New features in this revised and updated edition include: the application of quaternions to computer graphics animation and orientation; discussions of the main geometric CAD surface operations and constructions: extruded, rotated and swept surfaces; offset surfaces; thickening and shelling; and skin and loft surfaces; an introduction to rendering methods in computer graphics and CAD: colour, illumination models, shading algorithms, silhouettes and shadows.
Over 300 exercises are included, many of which encourage the reader to implement the techniques and algorithms discussed through the use of a computer package with graphing and computer algebra capabilities. A dedicated website also offers further resources and links to other useful websites.
This book gives the reader a deep and efficient introduction to an algorithmic approach to hyperbolic geometry. It focuses the attention on the possibilities to obtain in this frame the power of computing everything a computer can compute, that is to say: universality.

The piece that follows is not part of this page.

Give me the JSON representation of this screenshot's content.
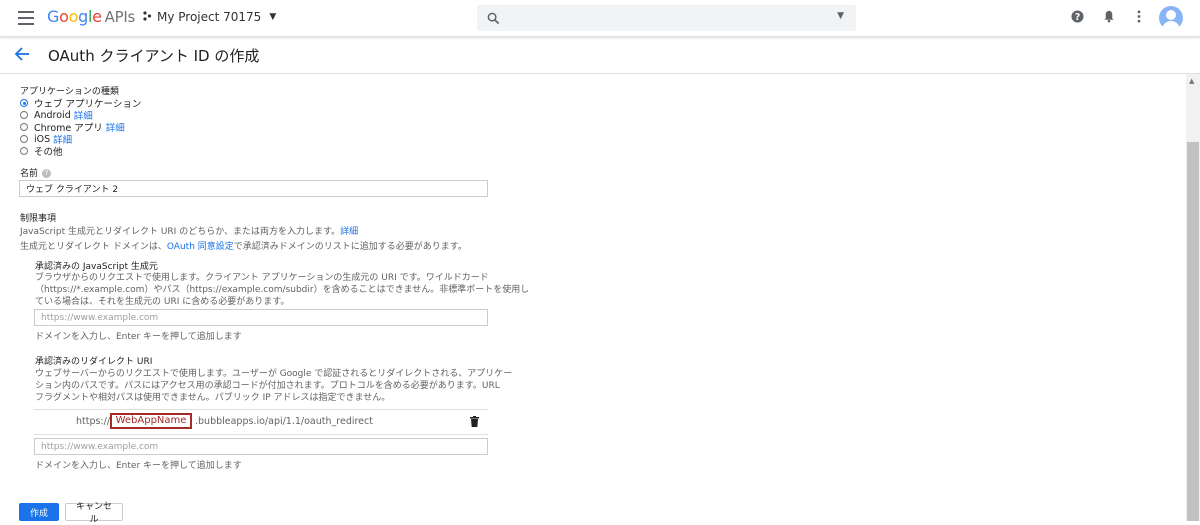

The minimal ways to get universality are investigated in a large family of tilings of the hyperbolic plane. In several cases the best results are obtained.In all cases, the results are close to the theoretical best values. This gives rise to fantastic illustrations: the results are jewels in all meanings of the word.
Maurice MARGENSTERN is professor emeritus at the University of Lorraine, he is a member of LITA, the research unit of computer science in the campus of Metz of this university. Professor Margenstern is amongst top world experts in theory of computation, mathematical machines and geometry. He is a pioneer
in cellular automata in hyperbolic spaces.
Every programmer tackling a geometric computing problem encounters design decisions that need to be solved. What may not be clear to individual programmers is that these design decisions have already been contemplated by others who have gone down some system design path only to discover (usually much later) that the design decisions that were made were lacking in some respect. This book reviews the geometric theory then applies it in an attempt to find that elusive “right” design.